Work task:
Which lines below contain the word "JSON"? Copy each one.

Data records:
== == ==
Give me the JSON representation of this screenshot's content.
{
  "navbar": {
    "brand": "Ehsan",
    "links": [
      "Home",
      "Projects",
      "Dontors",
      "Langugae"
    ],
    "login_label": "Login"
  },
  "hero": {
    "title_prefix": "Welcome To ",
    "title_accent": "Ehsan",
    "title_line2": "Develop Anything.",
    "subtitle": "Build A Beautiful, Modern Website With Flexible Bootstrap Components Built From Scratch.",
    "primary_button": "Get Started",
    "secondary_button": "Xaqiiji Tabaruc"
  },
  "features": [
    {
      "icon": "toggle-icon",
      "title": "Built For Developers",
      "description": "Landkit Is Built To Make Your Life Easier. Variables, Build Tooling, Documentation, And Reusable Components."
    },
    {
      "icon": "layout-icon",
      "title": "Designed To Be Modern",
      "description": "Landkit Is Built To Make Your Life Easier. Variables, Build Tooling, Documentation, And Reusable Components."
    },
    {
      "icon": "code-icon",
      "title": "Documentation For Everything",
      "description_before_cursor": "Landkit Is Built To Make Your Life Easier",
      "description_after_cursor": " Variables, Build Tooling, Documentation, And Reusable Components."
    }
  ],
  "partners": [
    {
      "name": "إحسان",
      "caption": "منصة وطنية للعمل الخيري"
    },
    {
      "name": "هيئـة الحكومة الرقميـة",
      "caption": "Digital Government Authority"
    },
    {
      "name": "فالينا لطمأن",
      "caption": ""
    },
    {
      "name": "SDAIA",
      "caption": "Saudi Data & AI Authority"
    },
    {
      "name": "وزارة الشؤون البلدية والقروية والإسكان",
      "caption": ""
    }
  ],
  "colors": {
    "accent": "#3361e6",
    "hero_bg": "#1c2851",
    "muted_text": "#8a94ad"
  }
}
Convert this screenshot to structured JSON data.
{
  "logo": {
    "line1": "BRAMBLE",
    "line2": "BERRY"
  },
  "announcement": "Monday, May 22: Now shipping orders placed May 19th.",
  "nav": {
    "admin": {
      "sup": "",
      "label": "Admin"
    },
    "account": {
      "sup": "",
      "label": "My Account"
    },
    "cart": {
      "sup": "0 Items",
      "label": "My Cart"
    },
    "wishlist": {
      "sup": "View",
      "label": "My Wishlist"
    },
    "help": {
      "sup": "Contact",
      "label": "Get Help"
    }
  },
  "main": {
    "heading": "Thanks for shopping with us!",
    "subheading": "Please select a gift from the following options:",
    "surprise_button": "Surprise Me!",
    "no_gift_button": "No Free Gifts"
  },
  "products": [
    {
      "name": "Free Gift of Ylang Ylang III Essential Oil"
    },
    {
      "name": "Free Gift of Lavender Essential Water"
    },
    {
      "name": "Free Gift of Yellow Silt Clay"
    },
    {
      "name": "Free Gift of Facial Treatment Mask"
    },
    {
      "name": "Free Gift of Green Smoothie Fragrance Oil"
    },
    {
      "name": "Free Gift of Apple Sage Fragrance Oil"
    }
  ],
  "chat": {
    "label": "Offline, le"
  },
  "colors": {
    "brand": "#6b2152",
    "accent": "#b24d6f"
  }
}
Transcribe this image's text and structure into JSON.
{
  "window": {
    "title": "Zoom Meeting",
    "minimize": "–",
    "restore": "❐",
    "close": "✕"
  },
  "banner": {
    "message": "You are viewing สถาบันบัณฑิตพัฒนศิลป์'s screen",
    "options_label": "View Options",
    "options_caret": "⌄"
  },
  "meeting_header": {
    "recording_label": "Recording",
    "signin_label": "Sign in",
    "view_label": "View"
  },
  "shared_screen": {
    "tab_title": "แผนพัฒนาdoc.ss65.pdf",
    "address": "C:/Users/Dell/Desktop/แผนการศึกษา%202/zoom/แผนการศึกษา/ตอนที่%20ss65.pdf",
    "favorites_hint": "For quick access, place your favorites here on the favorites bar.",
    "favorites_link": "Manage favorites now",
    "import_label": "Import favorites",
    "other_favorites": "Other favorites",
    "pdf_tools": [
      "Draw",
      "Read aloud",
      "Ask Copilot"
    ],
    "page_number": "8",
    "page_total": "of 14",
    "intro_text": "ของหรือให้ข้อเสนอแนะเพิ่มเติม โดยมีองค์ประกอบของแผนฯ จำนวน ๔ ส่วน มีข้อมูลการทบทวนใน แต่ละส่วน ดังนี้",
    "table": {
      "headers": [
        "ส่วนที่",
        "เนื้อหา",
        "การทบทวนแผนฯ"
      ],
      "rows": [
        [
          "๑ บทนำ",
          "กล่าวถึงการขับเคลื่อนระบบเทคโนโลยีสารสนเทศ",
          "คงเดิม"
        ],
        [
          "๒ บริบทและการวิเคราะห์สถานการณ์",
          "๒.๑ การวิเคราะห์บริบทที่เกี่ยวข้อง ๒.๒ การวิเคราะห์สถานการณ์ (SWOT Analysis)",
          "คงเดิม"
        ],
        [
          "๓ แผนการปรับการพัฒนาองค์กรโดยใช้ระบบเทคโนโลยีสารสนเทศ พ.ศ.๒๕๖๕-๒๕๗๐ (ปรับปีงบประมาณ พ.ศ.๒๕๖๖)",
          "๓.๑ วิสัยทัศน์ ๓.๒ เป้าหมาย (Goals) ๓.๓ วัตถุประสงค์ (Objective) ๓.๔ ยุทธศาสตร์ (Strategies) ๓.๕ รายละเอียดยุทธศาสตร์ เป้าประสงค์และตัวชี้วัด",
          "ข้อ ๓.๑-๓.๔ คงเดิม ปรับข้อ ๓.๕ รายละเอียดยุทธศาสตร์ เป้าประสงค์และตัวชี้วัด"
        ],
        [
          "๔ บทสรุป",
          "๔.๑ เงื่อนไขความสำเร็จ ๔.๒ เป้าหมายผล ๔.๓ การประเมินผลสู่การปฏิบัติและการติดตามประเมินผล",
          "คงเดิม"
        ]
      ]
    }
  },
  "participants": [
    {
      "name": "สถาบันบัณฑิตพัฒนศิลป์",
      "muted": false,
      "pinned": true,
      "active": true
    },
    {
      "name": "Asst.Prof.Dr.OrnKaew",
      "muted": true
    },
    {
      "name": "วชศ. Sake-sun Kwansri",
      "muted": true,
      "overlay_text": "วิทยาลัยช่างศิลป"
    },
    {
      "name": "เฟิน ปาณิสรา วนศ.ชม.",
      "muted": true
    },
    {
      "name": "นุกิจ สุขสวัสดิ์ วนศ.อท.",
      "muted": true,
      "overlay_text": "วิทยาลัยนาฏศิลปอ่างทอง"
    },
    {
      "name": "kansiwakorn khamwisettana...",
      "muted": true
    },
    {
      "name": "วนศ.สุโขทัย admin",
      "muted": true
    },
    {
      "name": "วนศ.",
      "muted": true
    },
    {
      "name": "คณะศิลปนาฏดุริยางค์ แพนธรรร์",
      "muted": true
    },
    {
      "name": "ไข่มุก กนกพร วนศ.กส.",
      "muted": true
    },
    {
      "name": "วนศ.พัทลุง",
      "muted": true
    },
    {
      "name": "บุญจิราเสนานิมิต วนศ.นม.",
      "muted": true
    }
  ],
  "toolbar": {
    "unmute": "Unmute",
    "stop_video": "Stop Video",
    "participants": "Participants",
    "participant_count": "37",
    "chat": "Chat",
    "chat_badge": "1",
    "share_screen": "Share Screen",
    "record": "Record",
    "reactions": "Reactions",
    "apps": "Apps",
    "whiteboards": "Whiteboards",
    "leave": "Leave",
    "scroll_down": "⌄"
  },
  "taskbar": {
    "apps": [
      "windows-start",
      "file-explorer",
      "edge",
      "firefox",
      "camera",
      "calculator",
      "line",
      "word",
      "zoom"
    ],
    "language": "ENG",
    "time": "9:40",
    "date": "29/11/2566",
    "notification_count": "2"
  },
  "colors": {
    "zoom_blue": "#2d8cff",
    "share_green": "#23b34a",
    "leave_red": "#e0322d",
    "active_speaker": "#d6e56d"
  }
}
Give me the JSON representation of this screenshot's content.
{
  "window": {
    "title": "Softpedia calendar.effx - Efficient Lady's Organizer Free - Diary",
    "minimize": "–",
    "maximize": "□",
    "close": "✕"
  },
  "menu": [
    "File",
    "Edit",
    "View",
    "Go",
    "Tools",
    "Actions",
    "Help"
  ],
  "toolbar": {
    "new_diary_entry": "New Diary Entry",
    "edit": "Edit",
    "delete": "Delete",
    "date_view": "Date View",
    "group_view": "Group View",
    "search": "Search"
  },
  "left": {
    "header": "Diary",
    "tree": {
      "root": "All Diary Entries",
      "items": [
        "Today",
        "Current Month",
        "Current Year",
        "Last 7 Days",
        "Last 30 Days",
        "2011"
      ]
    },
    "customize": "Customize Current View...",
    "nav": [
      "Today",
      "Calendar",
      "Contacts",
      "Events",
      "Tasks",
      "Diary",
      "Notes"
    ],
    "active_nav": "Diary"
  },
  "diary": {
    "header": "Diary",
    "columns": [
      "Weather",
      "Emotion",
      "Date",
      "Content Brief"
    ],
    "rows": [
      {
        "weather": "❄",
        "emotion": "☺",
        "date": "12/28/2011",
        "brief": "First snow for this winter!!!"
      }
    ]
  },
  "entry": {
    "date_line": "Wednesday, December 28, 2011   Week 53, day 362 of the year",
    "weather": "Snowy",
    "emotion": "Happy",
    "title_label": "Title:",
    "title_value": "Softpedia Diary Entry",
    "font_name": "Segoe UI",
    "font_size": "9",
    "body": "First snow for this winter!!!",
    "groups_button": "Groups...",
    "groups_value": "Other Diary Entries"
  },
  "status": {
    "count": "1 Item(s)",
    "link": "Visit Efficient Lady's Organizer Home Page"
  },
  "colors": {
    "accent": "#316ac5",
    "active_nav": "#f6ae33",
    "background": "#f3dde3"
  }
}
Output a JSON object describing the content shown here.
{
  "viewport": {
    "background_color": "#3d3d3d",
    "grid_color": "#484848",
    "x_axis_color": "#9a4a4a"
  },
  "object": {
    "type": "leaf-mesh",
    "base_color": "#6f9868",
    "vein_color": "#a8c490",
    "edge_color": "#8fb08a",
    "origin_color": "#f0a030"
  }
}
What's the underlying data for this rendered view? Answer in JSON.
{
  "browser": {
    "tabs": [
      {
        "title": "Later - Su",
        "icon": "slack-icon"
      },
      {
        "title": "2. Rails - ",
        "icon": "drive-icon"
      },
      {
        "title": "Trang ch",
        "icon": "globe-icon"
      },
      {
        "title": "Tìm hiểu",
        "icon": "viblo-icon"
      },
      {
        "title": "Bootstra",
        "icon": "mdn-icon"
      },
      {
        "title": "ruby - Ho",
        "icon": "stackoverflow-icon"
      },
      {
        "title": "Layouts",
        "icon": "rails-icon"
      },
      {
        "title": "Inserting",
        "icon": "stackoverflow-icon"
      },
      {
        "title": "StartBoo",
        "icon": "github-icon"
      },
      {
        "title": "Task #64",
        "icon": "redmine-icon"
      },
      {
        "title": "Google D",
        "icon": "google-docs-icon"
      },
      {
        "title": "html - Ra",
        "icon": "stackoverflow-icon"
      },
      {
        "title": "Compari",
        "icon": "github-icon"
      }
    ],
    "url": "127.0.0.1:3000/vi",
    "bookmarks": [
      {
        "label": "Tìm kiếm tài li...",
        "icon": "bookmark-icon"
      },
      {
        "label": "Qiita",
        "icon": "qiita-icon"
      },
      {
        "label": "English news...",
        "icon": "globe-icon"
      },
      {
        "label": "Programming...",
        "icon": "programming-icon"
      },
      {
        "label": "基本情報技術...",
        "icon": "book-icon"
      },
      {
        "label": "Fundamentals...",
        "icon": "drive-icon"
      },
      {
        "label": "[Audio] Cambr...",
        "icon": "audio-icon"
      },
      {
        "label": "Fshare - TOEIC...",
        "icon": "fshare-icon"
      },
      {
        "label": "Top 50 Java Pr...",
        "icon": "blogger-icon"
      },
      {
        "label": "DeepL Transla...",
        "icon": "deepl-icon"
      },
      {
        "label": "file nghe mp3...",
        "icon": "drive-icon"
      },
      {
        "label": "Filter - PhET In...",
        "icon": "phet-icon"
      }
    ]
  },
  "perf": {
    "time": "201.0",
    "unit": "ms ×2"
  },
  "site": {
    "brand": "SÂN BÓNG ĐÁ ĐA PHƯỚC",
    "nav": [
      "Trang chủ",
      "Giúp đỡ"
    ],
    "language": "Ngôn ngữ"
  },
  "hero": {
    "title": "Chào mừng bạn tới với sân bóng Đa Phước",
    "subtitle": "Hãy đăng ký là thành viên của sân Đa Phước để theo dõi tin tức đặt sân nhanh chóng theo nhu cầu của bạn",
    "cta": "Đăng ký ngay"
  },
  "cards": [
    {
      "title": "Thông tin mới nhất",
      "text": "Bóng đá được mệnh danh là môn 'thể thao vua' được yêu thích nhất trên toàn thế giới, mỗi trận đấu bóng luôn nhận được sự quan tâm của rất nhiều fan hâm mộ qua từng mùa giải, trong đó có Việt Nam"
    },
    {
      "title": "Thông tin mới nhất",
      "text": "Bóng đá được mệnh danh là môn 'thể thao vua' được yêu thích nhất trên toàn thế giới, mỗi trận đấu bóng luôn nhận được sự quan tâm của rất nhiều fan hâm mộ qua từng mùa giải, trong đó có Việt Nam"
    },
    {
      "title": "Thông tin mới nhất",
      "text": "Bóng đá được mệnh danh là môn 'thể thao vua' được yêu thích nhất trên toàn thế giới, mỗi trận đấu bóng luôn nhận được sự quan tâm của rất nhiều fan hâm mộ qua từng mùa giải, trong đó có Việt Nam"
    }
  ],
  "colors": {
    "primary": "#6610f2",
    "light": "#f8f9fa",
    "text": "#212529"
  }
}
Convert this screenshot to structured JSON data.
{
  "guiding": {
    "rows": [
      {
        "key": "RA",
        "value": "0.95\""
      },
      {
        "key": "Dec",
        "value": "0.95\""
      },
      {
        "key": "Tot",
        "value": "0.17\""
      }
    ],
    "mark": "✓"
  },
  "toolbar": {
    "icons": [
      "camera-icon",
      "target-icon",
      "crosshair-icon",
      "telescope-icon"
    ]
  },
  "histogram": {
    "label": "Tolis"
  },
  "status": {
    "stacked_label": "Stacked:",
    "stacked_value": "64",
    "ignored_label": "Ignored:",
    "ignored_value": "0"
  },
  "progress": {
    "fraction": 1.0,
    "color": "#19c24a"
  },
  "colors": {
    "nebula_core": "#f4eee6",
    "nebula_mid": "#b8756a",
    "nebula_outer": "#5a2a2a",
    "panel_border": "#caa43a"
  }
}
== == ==
Response to this exercise:
Give me the JSON representation of this screenshot's content.
Convert this screenshot to structured JSON data.
Transcribe this image's text and structure into JSON.
Give me the JSON representation of this screenshot's content.
Output a JSON object describing the content shown here.
What's the underlying data for this rendered view? Answer in JSON.
Convert this screenshot to structured JSON data.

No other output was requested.